The Gospels contain the first four books of the New Testament. The Synoptic Gospels is another name for the books of Matthew, Mark, and Luke. John differs from the other three and is a source of some controversy. It is speculated that the four books were written between 70-90 CE in various parts of the world. The different books had different views on Jesus. Mark believed that Jesus was anointed, while a very special man he was not God. According to a website by a Dr. Swiney, Mark believed that Jesus was not God the Son, but a son of God. He was anointed by God at his baptism. Matthew believed that Jesus was Godlike. Matthew did not believe that Jesus pre-existed in heaven before coming to Earth. Luke believed like Matthew, that Jesus was Godlike, but did not pre-exist. John believed different than the other three apostles. He believed that Jesus was God. In fact, the first verse of the book states his view (John 1:1-2).
In the literary world, the Synoptic Gospels are similar in many ways. Some scholars claim that the books were copied or that much of the information was taken from one book or another. There are a number of similar verses throughout the three books. For example, Jesus talks about the children and how we are to be like children. In Mark 10:13-14, his version shows Jesus being Indignant; most of the books do not show Jesus as being very emotional. Matthew and Luke's version do not tell of Jesus' emotional reaction (Matt 19:13-14 and Luke 18:15-17).
Another area to contrast between the books is Jesus' last words on the cross. Both Matthew and Mark have a version of Jesus asking his Father why he was forsaken (Mark 15:33-37 and Matt 27:46-50) and they also both state that he died in the ninth hour. Luke also says he died in the ninth hour, but that his last words were not questioning God, but committing himself into His hands (Luke 23:44-46). John's recount of the crucifixion ended with Jesus simply making a statement saying 'it is finished' (John 19:29-30).
Other major differences between the Synoptics and John include Jesus not teaching in parables in John, nor performs exorcisms, associate with outcasts, and he talks about himself in John. Jesus also gave signs in John (2:11, 6:2) and seemed to rebuke signs in the Synoptics (Mk 8:11-12, Matt 12:38-39, Luke 11:29)
I am not a Biblical scholar, but from reading the different sources where I found much of this info (internet website) it seems that there is a significant difference in the Synoptic Gospels and John.

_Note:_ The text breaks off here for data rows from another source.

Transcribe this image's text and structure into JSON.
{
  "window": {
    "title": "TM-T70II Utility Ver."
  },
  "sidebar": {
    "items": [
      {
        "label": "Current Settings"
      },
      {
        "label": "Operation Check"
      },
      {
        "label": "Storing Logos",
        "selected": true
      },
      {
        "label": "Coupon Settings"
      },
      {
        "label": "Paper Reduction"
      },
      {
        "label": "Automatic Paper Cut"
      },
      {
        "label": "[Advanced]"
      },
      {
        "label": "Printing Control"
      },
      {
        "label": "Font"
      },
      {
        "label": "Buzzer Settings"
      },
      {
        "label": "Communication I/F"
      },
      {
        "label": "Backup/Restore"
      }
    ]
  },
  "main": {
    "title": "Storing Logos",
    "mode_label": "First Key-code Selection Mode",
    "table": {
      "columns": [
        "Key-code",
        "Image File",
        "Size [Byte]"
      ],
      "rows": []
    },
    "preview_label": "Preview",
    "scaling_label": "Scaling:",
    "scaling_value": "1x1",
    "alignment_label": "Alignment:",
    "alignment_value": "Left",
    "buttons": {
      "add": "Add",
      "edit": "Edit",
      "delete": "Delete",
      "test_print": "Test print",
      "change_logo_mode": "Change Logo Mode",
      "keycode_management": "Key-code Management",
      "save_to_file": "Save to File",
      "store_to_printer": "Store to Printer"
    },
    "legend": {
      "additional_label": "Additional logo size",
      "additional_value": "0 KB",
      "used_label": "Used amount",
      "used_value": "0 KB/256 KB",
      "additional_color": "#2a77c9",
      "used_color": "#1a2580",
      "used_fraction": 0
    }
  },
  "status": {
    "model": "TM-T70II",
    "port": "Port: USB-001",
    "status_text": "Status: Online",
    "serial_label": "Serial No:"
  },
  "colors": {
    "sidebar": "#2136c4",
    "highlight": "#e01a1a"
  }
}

What this implies, I do not have a direct answer for, but I believe that it is up to each individual reader to read the books and search their own hearts for what each book means to them.